Jep & Dep were a curious choice as opening act, their alt-country/folk sound quite different to that of the headliner but it worked extremely well. Dep (Darren Cross, ex-Gerling) and Jep (Jessica Cassar) displayed wonderfully balanced vocal harmonies with Cross’ moodier, outlaw country delivery complementing Cassar’s folkier, more ethereal voice. They played their Cave/Kylie take on the latter’s Confide In Me and their originals showed they have real songwriting nous in a genre that often trades in self-parody.

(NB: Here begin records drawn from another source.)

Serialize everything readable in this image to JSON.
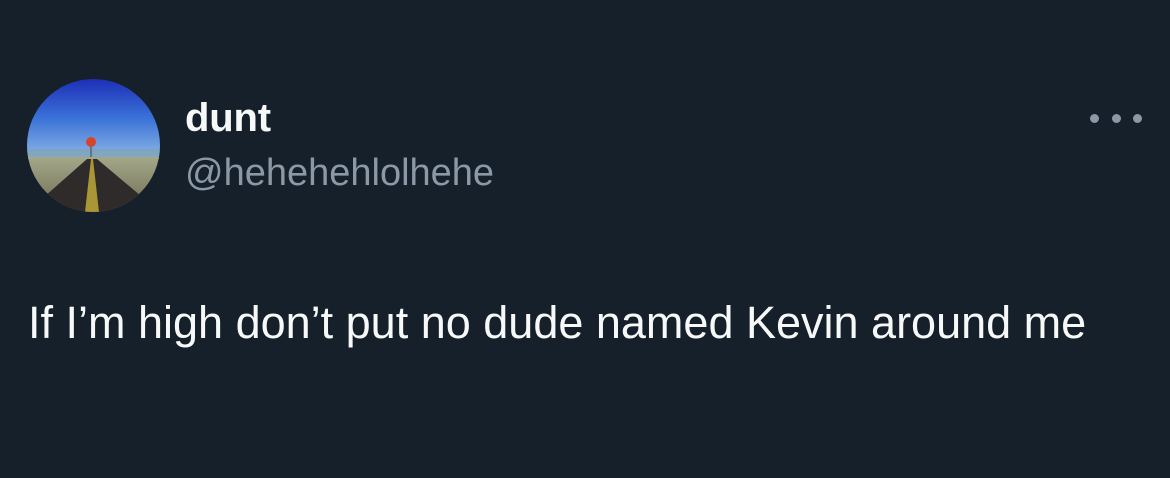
{
  "author": {
    "display_name": "dunt",
    "handle": "@hehehehlolhehe",
    "avatar_icon": "avatar-road-balloon"
  },
  "menu": {
    "icon": "more-options-icon"
  },
  "tweet": {
    "text": "If I’m high don’t put no dude named Kevin around me"
  },
  "colors": {
    "background": "#15202b",
    "primary_text": "#f7f9f9",
    "secondary_text": "#8b98a5"
  }
}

As the OAF curtains parted, the packed venue cheered in expectation as the diminutive and perfectly styled Johnny Marr strode on-stage before launching into his solo album’s opening track. Immediately the songs from The Messenger sounded a step up from their recorded versions with Marr’s voice in particular bristling with confidence. Most of the album was aired with the pop bounce of The Crack Up, the moody title track and the most Smiths sounding song New Town Velocity being particular highlights. Of course the crowd responded most fervently to the half dozen Smiths songs, placed perfectly through the set. Panic had the audience in full voice early on and it felt surreal hearing those opening chords to How Soon Is Now? played by the man who wrote them. Tonight was the last show of a tour that began in February 2012 and Marr looked both visibly sad and overjoyed, thanking band and crew with genuine emotion and vowing that 2014 was the year of living in the moment before bringing the show to a euphoric end with a cover of I Fought the Law, Electronic’s Getting Away With It and a moving There Is A Light That Never Goes Out, the perfect end to the show and tour. This was a man honouring his legacy while still creating in the present. As the t-shirts at the merchandise desk defiantly proclaimed… Johnny Fuckin Marr.
this review first appeared in The Music